* PROBLEM REQUIREMENTS
For the data below, say how many lines contain "before". Only the number should be given.

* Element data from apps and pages
• • • •
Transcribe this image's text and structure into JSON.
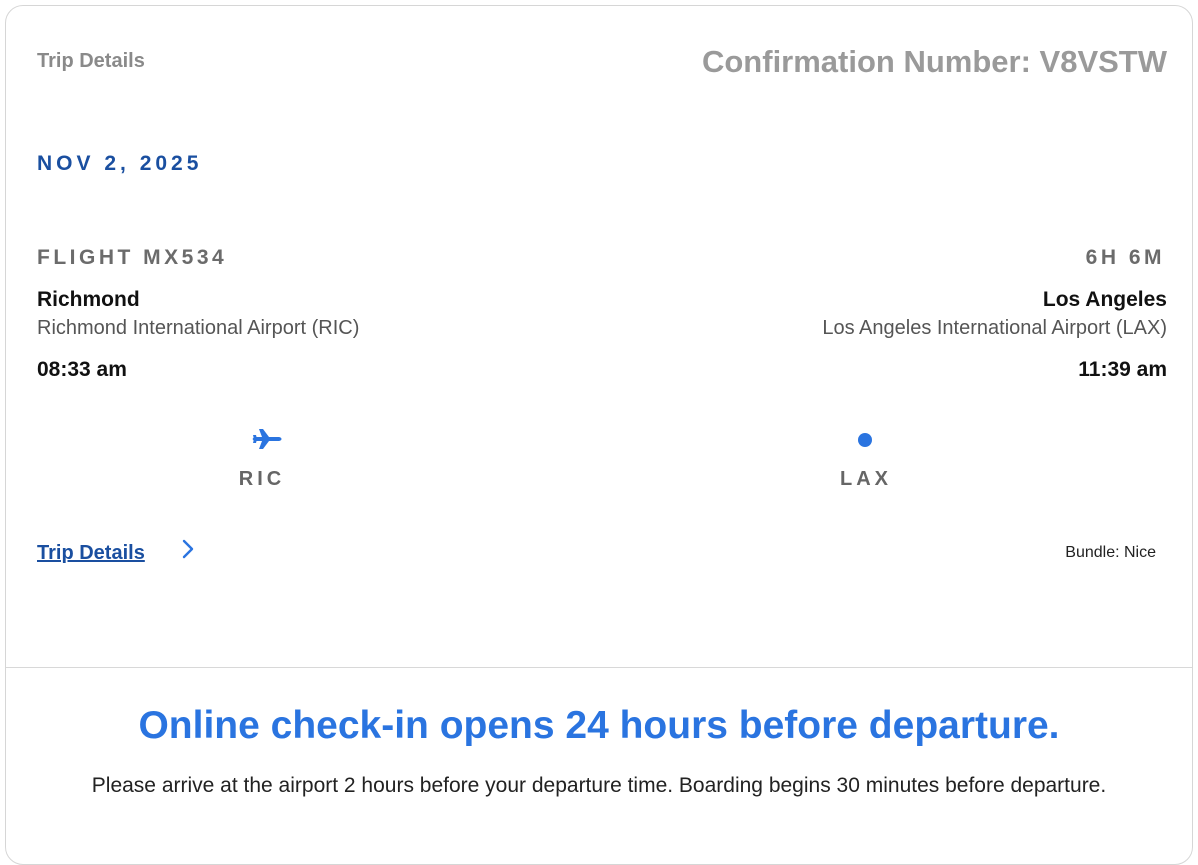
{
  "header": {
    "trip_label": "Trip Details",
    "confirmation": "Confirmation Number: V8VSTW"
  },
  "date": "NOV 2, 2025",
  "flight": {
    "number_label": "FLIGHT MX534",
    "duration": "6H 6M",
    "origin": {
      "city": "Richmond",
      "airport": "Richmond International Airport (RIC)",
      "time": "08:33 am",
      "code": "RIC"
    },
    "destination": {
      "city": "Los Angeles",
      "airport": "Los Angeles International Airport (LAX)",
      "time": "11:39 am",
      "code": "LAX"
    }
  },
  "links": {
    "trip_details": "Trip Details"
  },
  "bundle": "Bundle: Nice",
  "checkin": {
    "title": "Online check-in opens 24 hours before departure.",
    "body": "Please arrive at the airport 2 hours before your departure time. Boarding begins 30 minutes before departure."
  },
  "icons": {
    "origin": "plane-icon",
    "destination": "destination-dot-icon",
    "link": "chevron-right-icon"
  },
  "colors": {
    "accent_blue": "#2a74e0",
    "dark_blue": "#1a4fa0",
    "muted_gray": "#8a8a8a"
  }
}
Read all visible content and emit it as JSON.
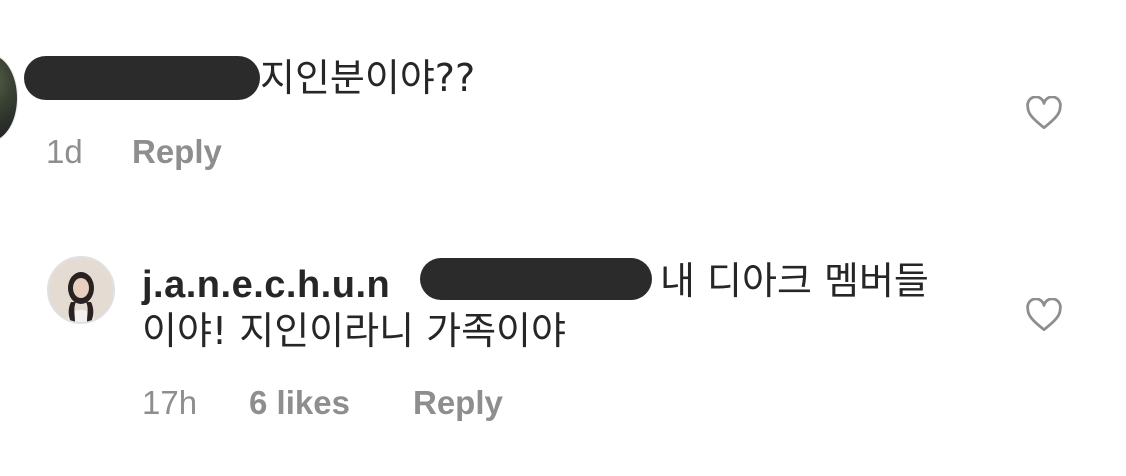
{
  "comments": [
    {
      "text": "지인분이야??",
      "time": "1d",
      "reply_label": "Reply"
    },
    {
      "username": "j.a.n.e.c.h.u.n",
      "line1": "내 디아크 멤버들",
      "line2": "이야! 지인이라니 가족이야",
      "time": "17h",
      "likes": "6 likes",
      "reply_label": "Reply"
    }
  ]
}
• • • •
* RESPONSE AREA
2